§ Source records
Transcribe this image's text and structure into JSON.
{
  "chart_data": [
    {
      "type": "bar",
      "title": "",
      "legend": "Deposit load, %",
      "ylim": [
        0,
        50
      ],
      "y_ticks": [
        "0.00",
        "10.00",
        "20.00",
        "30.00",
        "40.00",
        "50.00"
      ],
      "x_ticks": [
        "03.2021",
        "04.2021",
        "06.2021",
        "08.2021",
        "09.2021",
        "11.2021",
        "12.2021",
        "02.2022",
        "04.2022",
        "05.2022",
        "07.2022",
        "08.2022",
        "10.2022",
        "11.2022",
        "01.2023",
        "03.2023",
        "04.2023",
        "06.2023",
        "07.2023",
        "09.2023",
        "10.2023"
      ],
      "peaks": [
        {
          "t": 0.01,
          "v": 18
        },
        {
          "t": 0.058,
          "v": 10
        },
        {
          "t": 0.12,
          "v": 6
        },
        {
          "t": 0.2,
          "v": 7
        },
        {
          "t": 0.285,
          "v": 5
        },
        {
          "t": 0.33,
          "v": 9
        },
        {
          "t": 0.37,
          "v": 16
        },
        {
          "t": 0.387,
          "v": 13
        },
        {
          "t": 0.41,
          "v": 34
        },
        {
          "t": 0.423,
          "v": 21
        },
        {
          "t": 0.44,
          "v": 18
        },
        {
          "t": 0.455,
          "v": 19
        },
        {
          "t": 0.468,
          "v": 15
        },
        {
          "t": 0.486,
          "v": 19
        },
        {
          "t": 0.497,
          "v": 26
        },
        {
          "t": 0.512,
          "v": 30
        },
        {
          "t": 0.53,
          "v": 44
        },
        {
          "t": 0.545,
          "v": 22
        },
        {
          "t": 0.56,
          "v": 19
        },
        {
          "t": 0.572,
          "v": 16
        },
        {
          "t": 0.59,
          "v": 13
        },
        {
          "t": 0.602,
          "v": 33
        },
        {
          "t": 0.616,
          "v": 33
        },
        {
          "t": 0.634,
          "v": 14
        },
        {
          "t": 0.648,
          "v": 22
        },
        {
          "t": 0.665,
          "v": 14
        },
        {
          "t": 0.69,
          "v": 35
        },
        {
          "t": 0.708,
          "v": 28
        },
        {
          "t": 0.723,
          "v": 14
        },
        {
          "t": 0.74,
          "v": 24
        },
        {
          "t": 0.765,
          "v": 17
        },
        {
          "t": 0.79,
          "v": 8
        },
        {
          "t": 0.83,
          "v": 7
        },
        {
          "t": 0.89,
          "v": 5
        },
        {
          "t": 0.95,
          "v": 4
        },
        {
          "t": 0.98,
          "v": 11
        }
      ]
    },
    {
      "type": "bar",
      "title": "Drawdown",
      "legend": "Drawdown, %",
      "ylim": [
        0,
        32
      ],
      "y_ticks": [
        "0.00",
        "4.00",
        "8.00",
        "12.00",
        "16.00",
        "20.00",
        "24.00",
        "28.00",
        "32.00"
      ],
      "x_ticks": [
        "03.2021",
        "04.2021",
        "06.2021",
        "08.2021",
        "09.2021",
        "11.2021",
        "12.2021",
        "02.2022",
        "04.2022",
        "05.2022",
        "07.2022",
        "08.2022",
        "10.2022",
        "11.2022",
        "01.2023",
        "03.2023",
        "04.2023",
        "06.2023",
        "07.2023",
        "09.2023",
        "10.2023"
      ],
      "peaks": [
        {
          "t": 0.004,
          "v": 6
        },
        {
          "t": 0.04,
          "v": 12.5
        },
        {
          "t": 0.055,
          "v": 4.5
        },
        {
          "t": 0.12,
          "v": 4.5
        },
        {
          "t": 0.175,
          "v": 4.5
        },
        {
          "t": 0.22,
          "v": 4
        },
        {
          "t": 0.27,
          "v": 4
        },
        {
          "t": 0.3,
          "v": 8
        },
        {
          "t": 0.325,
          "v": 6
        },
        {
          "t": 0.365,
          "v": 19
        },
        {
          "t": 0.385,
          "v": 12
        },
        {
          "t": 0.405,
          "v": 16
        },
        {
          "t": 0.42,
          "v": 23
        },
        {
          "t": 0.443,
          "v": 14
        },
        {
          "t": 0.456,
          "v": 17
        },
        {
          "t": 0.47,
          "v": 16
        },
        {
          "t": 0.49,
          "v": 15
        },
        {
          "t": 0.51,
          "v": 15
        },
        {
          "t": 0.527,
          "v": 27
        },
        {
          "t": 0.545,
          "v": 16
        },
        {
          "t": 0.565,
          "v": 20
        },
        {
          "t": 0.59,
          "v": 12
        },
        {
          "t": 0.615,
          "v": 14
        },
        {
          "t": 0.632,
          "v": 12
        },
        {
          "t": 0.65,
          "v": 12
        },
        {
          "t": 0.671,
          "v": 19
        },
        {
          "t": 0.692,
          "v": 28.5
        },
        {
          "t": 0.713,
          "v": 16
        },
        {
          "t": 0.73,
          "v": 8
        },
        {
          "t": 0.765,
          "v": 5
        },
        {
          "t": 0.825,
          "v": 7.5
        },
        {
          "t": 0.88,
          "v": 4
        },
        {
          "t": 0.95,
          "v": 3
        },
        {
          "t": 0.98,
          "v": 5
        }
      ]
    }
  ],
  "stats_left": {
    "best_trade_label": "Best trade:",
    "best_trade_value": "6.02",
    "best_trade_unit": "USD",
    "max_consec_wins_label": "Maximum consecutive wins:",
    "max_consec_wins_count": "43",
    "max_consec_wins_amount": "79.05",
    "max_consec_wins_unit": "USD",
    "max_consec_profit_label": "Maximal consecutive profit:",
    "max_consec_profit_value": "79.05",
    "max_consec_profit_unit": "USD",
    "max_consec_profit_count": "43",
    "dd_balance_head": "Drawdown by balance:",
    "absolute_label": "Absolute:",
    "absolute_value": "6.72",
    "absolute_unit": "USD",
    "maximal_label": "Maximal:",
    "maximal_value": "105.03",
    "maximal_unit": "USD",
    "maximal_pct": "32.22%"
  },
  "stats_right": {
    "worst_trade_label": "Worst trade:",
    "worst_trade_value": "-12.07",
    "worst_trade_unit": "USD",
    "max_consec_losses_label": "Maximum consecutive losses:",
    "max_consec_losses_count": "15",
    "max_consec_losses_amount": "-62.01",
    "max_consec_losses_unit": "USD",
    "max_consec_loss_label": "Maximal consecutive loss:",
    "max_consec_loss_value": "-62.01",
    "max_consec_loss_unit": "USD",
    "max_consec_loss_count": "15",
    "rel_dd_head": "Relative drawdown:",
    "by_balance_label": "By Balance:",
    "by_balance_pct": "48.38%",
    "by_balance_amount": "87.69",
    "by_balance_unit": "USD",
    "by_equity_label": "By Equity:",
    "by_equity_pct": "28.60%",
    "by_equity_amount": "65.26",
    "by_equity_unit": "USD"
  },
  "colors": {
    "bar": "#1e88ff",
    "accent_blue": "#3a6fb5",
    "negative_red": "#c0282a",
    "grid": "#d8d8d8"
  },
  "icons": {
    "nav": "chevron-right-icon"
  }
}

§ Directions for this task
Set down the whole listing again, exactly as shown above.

§ Written reply
Transcribe this image's text and structure into JSON.
{
  "chart_data": [
    {
      "type": "bar",
      "title": "",
      "legend": "Deposit load, %",
      "ylim": [
        0,
        50
      ],
      "y_ticks": [
        "0.00",
        "10.00",
        "20.00",
        "30.00",
        "40.00",
        "50.00"
      ],
      "x_ticks": [
        "03.2021",
        "04.2021",
        "06.2021",
        "08.2021",
        "09.2021",
        "11.2021",
        "12.2021",
        "02.2022",
        "04.2022",
        "05.2022",
        "07.2022",
        "08.2022",
        "10.2022",
        "11.2022",
        "01.2023",
        "03.2023",
        "04.2023",
        "06.2023",
        "07.2023",
        "09.2023",
        "10.2023"
      ],
      "peaks": [
        {
          "t": 0.01,
          "v": 18
        },
        {
          "t": 0.058,
          "v": 10
        },
        {
          "t": 0.12,
          "v": 6
        },
        {
          "t": 0.2,
          "v": 7
        },
        {
          "t": 0.285,
          "v": 5
        },
        {
          "t": 0.33,
          "v": 9
        },
        {
          "t": 0.37,
          "v": 16
        },
        {
          "t": 0.387,
          "v": 13
        },
        {
          "t": 0.41,
          "v": 34
        },
        {
          "t": 0.423,
          "v": 21
        },
        {
          "t": 0.44,
          "v": 18
        },
        {
          "t": 0.455,
          "v": 19
        },
        {
          "t": 0.468,
          "v": 15
        },
        {
          "t": 0.486,
          "v": 19
        },
        {
          "t": 0.497,
          "v": 26
        },
        {
          "t": 0.512,
          "v": 30
        },
        {
          "t": 0.53,
          "v": 44
        },
        {
          "t": 0.545,
          "v": 22
        },
        {
          "t": 0.56,
          "v": 19
        },
        {
          "t": 0.572,
          "v": 16
        },
        {
          "t": 0.59,
          "v": 13
        },
        {
          "t": 0.602,
          "v": 33
        },
        {
          "t": 0.616,
          "v": 33
        },
        {
          "t": 0.634,
          "v": 14
        },
        {
          "t": 0.648,
          "v": 22
        },
        {
          "t": 0.665,
          "v": 14
        },
        {
          "t": 0.69,
          "v": 35
        },
        {
          "t": 0.708,
          "v": 28
        },
        {
          "t": 0.723,
          "v": 14
        },
        {
          "t": 0.74,
          "v": 24
        },
        {
          "t": 0.765,
          "v": 17
        },
        {
          "t": 0.79,
          "v": 8
        },
        {
          "t": 0.83,
          "v": 7
        },
        {
          "t": 0.89,
          "v": 5
        },
        {
          "t": 0.95,
          "v": 4
        },
        {
          "t": 0.98,
          "v": 11
        }
      ]
    },
    {
      "type": "bar",
      "title": "Drawdown",
      "legend": "Drawdown, %",
      "ylim": [
        0,
        32
      ],
      "y_ticks": [
        "0.00",
        "4.00",
        "8.00",
        "12.00",
        "16.00",
        "20.00",
        "24.00",
        "28.00",
        "32.00"
      ],
      "x_ticks": [
        "03.2021",
        "04.2021",
        "06.2021",
        "08.2021",
        "09.2021",
        "11.2021",
        "12.2021",
        "02.2022",
        "04.2022",
        "05.2022",
        "07.2022",
        "08.2022",
        "10.2022",
        "11.2022",
        "01.2023",
        "03.2023",
        "04.2023",
        "06.2023",
        "07.2023",
        "09.2023",
        "10.2023"
      ],
      "peaks": [
        {
          "t": 0.004,
          "v": 6
        },
        {
          "t": 0.04,
          "v": 12.5
        },
        {
          "t": 0.055,
          "v": 4.5
        },
        {
          "t": 0.12,
          "v": 4.5
        },
        {
          "t": 0.175,
          "v": 4.5
        },
        {
          "t": 0.22,
          "v": 4
        },
        {
          "t": 0.27,
          "v": 4
        },
        {
          "t": 0.3,
          "v": 8
        },
        {
          "t": 0.325,
          "v": 6
        },
        {
          "t": 0.365,
          "v": 19
        },
        {
          "t": 0.385,
          "v": 12
        },
        {
          "t": 0.405,
          "v": 16
        },
        {
          "t": 0.42,
          "v": 23
        },
        {
          "t": 0.443,
          "v": 14
        },
        {
          "t": 0.456,
          "v": 17
        },
        {
          "t": 0.47,
          "v": 16
        },
        {
          "t": 0.49,
          "v": 15
        },
        {
          "t": 0.51,
          "v": 15
        },
        {
          "t": 0.527,
          "v": 27
        },
        {
          "t": 0.545,
          "v": 16
        },
        {
          "t": 0.565,
          "v": 20
        },
        {
          "t": 0.59,
          "v": 12
        },
        {
          "t": 0.615,
          "v": 14
        },
        {
          "t": 0.632,
          "v": 12
        },
        {
          "t": 0.65,
          "v": 12
        },
        {
          "t": 0.671,
          "v": 19
        },
        {
          "t": 0.692,
          "v": 28.5
        },
        {
          "t": 0.713,
          "v": 16
        },
        {
          "t": 0.73,
          "v": 8
        },
        {
          "t": 0.765,
          "v": 5
        },
        {
          "t": 0.825,
          "v": 7.5
        },
        {
          "t": 0.88,
          "v": 4
        },
        {
          "t": 0.95,
          "v": 3
        },
        {
          "t": 0.98,
          "v": 5
        }
      ]
    }
  ],
  "stats_left": {
    "best_trade_label": "Best trade:",
    "best_trade_value": "6.02",
    "best_trade_unit": "USD",
    "max_consec_wins_label": "Maximum consecutive wins:",
    "max_consec_wins_count": "43",
    "max_consec_wins_amount": "79.05",
    "max_consec_wins_unit": "USD",
    "max_consec_profit_label": "Maximal consecutive profit:",
    "max_consec_profit_value": "79.05",
    "max_consec_profit_unit": "USD",
    "max_consec_profit_count": "43",
    "dd_balance_head": "Drawdown by balance:",
    "absolute_label": "Absolute:",
    "absolute_value": "6.72",
    "absolute_unit": "USD",
    "maximal_label": "Maximal:",
    "maximal_value": "105.03",
    "maximal_unit": "USD",
    "maximal_pct": "32.22%"
  },
  "stats_right": {
    "worst_trade_label": "Worst trade:",
    "worst_trade_value": "-12.07",
    "worst_trade_unit": "USD",
    "max_consec_losses_label": "Maximum consecutive losses:",
    "max_consec_losses_count": "15",
    "max_consec_losses_amount": "-62.01",
    "max_consec_losses_unit": "USD",
    "max_consec_loss_label": "Maximal consecutive loss:",
    "max_consec_loss_value": "-62.01",
    "max_consec_loss_unit": "USD",
    "max_consec_loss_count": "15",
    "rel_dd_head": "Relative drawdown:",
    "by_balance_label": "By Balance:",
    "by_balance_pct": "48.38%",
    "by_balance_amount": "87.69",
    "by_balance_unit": "USD",
    "by_equity_label": "By Equity:",
    "by_equity_pct": "28.60%",
    "by_equity_amount": "65.26",
    "by_equity_unit": "USD"
  },
  "colors": {
    "bar": "#1e88ff",
    "accent_blue": "#3a6fb5",
    "negative_red": "#c0282a",
    "grid": "#d8d8d8"
  },
  "icons": {
    "nav": "chevron-right-icon"
  }
}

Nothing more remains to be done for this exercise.